"He was flushed red and was having trouble breathing," Fornataro said.
"I'm swelling up all over. My throat's starting to swell up. I got hives all over. I know I need the EpiPen," Cook said.
He was with his buddies, getting ready to go golfing at Sylvan Heights Golf Course when he was stung by 20 bees and he's allergic.
He reached for his EpiPen, but it was expired and not working, so he drove straight to East Side Pharmacy.
Without question, Fornataro handed Cook an EpiPen.
"He could have passed away,” Fornataro said.
"He saved my life. He definitely did," Cook said.
Hours later: "They said they'll only pay for the generic," Fornataro said.
Highmark said the name brand EpiPen is not covered under Cook's insurance and instead of paying $6, he would now have to pay $600.
"It's an emergency situation, it's not like I'm trying to gain anything,” Cook said.
Fornataro put in several calls to the insurance company to plead the case.
Cook showed us the letter, which states, “We are sorry to inform you that request for the coverage of this drug does not meet the criteria for approval and has been denied."
"It was an emergency situation. I wasn't worried about whether to grab the brand or generic. My whole concern was getting Dan the medication so he's alive today," Fornataro said.
Channel 11 reached out to the insurance company for answers, which told us, "Highmark is unable to comment at this time."

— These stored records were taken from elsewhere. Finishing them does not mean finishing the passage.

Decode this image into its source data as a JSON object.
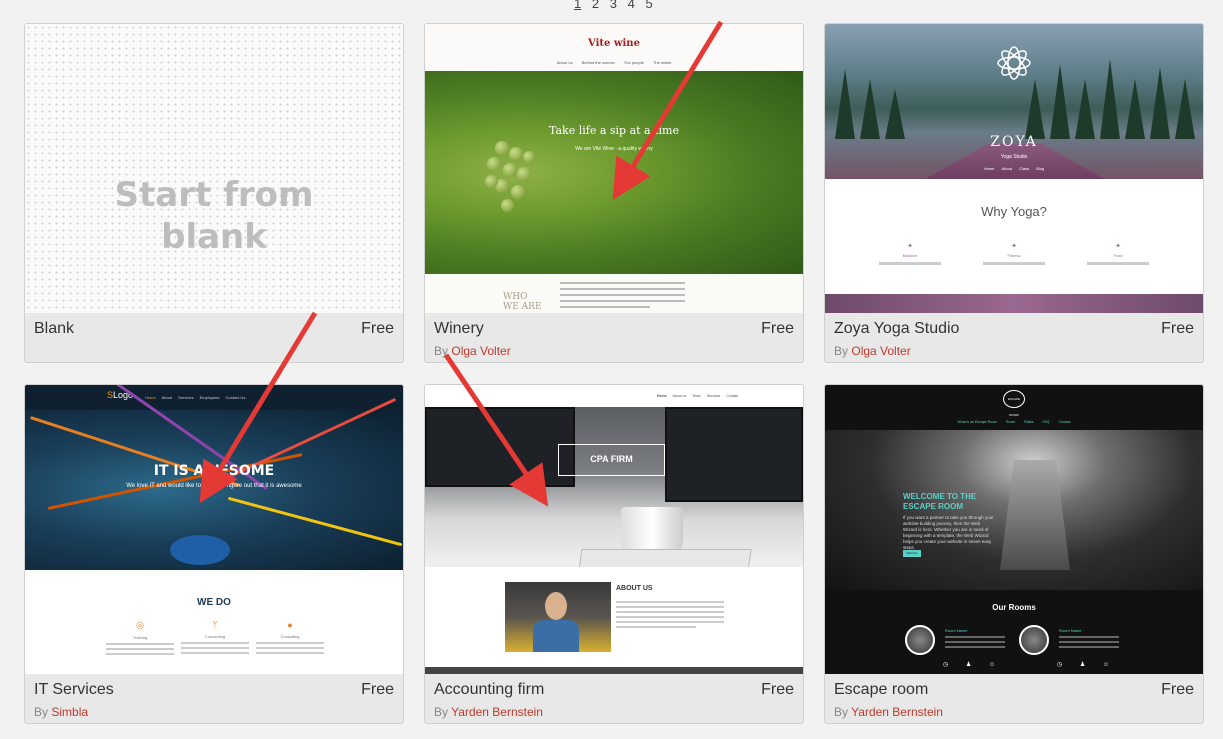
{
  "pagination": [
    "1",
    "2",
    "3",
    "4",
    "5"
  ],
  "colors": {
    "accent_link": "#c0392b",
    "arrow": "#e53935",
    "escape_teal": "#5ad1c8"
  },
  "templates": [
    {
      "name": "Blank",
      "price": "Free",
      "author_prefix": "",
      "author": "",
      "preview": {
        "headline": "Start from blank"
      }
    },
    {
      "name": "Winery",
      "price": "Free",
      "author_prefix": "By",
      "author": "Olga Volter",
      "preview": {
        "logo": "Vite wine",
        "nav": [
          "About us",
          "Behind the scenes",
          "The people",
          "The wines"
        ],
        "title": "Take life a sip at a time",
        "subtitle": "We are Vite Wine - a quality winery",
        "who": [
          "WHO",
          "WE ARE"
        ]
      }
    },
    {
      "name": "Zoya Yoga Studio",
      "price": "Free",
      "author_prefix": "By",
      "author": "Olga Volter",
      "preview": {
        "logo": "ZOYA",
        "studio": "Yoga Studio",
        "nav": [
          "Home",
          "About",
          "Class",
          "Blog"
        ],
        "heading": "Why Yoga?",
        "columns": [
          "Balance",
          "Fitness",
          "Food"
        ]
      }
    },
    {
      "name": "IT Services",
      "price": "Free",
      "author_prefix": "By",
      "author": "Simbla",
      "preview": {
        "logo": "Logo",
        "nav": [
          "Home",
          "About",
          "Services",
          "Employees",
          "Contact Us"
        ],
        "title": "IT IS AWESOME",
        "subtitle": "We love IT and would like to help you figure out that it is awesome",
        "heading": "WE DO",
        "columns": [
          "Training",
          "Connecting",
          "Consulting"
        ]
      }
    },
    {
      "name": "Accounting firm",
      "price": "Free",
      "author_prefix": "By",
      "author": "Yarden Bernstein",
      "preview": {
        "nav": [
          "Home",
          "About us",
          "Team",
          "Services",
          "Contact"
        ],
        "box": "CPA FIRM",
        "heading": "ABOUT US"
      }
    },
    {
      "name": "Escape room",
      "price": "Free",
      "author_prefix": "By",
      "author": "Yarden Bernstein",
      "preview": {
        "logo": "ESCAPE ROOM",
        "nav": [
          "What is an Escape Room",
          "Room",
          "Rates",
          "FAQ",
          "Contact"
        ],
        "welcome": [
          "WELCOME TO THE",
          "ESCAPE ROOM"
        ],
        "text": "If you want a partner to take you through your website-building journey, then the Web Wizard is here. Whether you are in need of beginning with a template, the Web Wizard helps you create your website in seven easy steps.",
        "button": "Start Now",
        "rooms_heading": "Our Rooms",
        "room_label": "Room Name"
      }
    }
  ]
}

So what happens next? They’re working to file an appeal with Highmark and Cook is even looking to take part in a peer-to-peer review to argue the claim.
Cox Media Group